When the holidays rolled around during my first year of teaching, I knew I wanted to do something unique with my fourth-grade students. Something that would take their focus off presents, off themselves, and put it on others. Something that would inspire gratefulness for all they had and compassion for those with less.
I scoured local nonprofit organizations, checked out donation opportunities at several churches, and talked to other teachers about their ideas. I considered “adopting” a local family and collecting donations from among my students to provide gifts for them, but so many of my students had done that type of thing in previous years. There was no wonder, no new lesson, no epiphany waiting to happen. And I really wanted something more…personal. I wanted my students to connect with whomever we chose to help, to be changed by the experience.
And then one day, it struck me. My husband and I had been looking into “adopting” a child from an international children’s advocacy group. You know, the kind that provides food, education and aid to children of struggling families around the world. I did a lot of research and decided that Compassion International best aligned with the objectives I was seeking for my particular class in our private school. So, I pitched the idea to my students.
“What if we adopt this little boy–Mario?” I asked, holding up the sponsor card I’d picked up at church earlier that week. Mario had brown eyes and dark hair, he was 7 years old, he lived in Mexico. Soccer was his favorite past-time, and he liked to read and draw. He had two sisters and lived with his mother and grandmother. My kids loved it. They loved him. We dedicated a wall to Mario, posted his picture there, and wrote him letters that I sent monthly. We put a collection jar on the counter, and it was always full. My students brought in postcards of our hometown, stickers, bookmarks–anything we could mail to Mario.
Mario, in essence, became the twenty-sixth student in our class. And, while the holidays came and went, Mario stayed. Rather than a hit-and-run attempt at teaching compassion through one isolated event, my class opened their arms, their hearts, to another child in another country for the entire schoolyear.
And the next fall, when a new group of students sat in front of me on the first day of school, I introduced our twenty-sixth student, again. And Mario was warmly welcomed.

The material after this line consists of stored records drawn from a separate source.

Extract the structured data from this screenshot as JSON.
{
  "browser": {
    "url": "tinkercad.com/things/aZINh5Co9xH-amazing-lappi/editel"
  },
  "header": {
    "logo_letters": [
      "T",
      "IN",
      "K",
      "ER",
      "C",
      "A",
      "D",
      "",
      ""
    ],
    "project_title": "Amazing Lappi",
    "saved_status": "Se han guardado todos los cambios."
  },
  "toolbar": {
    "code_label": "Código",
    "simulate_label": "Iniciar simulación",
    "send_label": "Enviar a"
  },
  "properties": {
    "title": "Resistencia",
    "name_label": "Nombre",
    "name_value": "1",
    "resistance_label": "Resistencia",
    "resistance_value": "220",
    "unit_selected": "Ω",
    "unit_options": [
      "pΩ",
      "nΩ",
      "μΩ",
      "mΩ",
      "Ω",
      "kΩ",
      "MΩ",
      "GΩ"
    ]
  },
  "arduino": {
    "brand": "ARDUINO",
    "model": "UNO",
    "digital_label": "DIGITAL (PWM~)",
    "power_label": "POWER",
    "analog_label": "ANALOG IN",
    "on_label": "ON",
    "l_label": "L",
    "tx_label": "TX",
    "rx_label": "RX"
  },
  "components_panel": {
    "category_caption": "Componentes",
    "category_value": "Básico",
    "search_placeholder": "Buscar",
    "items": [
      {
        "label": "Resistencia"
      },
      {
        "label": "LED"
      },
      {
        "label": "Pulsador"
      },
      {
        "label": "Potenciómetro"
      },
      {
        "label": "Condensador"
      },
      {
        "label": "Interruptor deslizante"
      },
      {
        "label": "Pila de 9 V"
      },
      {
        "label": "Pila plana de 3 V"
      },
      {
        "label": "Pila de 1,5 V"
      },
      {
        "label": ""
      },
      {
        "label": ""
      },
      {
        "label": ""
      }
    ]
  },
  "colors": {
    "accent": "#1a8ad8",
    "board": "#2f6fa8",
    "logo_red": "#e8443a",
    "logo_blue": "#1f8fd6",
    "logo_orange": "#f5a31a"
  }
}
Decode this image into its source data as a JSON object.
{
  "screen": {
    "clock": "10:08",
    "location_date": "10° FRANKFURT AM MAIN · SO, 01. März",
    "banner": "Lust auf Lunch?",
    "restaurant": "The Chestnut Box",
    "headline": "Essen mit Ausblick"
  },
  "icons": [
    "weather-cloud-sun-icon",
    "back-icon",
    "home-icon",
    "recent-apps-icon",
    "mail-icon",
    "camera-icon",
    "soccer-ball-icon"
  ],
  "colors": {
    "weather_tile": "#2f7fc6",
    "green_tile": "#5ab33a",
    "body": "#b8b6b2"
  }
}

Post author: Elizabeth Cossick M.Ed.
Teachers: Do you have a unique way of teaching compassion to your students? Parents: How do you instill compassion in your children at home? Post a comment on this blog entry to share your ideas!